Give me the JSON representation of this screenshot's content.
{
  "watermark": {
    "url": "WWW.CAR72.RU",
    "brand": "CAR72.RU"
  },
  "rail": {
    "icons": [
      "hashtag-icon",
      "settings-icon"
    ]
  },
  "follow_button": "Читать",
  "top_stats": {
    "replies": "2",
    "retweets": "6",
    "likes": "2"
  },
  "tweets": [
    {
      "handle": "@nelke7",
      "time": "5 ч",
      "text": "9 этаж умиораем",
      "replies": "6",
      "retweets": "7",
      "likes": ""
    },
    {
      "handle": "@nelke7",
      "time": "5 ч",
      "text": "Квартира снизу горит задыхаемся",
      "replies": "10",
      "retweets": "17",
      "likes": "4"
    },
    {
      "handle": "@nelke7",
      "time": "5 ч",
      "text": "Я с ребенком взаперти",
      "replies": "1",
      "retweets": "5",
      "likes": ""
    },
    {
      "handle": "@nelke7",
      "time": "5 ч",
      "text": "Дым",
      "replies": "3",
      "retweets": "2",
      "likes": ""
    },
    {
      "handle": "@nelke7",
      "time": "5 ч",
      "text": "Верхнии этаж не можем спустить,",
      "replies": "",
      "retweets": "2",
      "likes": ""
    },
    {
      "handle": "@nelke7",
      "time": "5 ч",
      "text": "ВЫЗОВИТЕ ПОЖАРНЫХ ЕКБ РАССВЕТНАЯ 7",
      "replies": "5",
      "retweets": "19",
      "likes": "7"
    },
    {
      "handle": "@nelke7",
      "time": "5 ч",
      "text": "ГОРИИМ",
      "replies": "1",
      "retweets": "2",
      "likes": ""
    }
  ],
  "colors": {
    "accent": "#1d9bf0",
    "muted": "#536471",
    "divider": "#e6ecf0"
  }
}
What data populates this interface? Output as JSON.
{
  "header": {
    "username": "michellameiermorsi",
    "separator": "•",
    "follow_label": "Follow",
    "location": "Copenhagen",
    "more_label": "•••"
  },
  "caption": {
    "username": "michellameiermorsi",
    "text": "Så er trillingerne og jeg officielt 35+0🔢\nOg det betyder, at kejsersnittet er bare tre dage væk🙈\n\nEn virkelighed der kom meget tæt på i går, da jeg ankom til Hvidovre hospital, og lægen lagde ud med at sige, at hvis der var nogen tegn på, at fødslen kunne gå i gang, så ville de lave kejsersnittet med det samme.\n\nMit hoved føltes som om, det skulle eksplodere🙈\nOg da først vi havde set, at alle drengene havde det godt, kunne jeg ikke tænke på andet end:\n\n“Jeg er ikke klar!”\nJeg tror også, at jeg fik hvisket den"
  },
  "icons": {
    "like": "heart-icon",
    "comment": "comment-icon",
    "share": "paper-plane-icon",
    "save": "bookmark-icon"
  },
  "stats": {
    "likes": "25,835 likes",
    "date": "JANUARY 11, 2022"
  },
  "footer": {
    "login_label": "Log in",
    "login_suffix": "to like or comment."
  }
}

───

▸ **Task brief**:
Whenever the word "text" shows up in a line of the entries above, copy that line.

▸ **Worked solution**:
      "text": "9 этаж умиораем",
      "text": "Квартира снизу горит задыхаемся",
      "text": "Я с ребенком взаперти",
      "text": "Дым",
      "text": "Верхнии этаж не можем спустить,",
      "text": "ВЫЗОВИТЕ ПОЖАРНЫХ ЕКБ РАССВЕТНАЯ 7",
      "text": "ГОРИИМ",
    "text": "Så er trillingerne og jeg officielt 35+0🔢\nOg det betyder, at kejsersnittet er bare tre dage væk🙈\n\nEn virkelighed der kom meget tæt på i går, da jeg ankom til Hvidovre hospital, og lægen lagde ud med at sige, at hvis der var nogen tegn på, at fødslen kunne gå i gang, så ville de lave kejsersnittet med det samme.\n\nMit hoved føltes som om, det skulle eksplodere🙈\nOg da først vi havde set, at alle drengene havde det godt, kunne jeg ikke tænke på andet end:\n\n“Jeg er ikke klar!”\nJeg tror også, at jeg fik hvisket den"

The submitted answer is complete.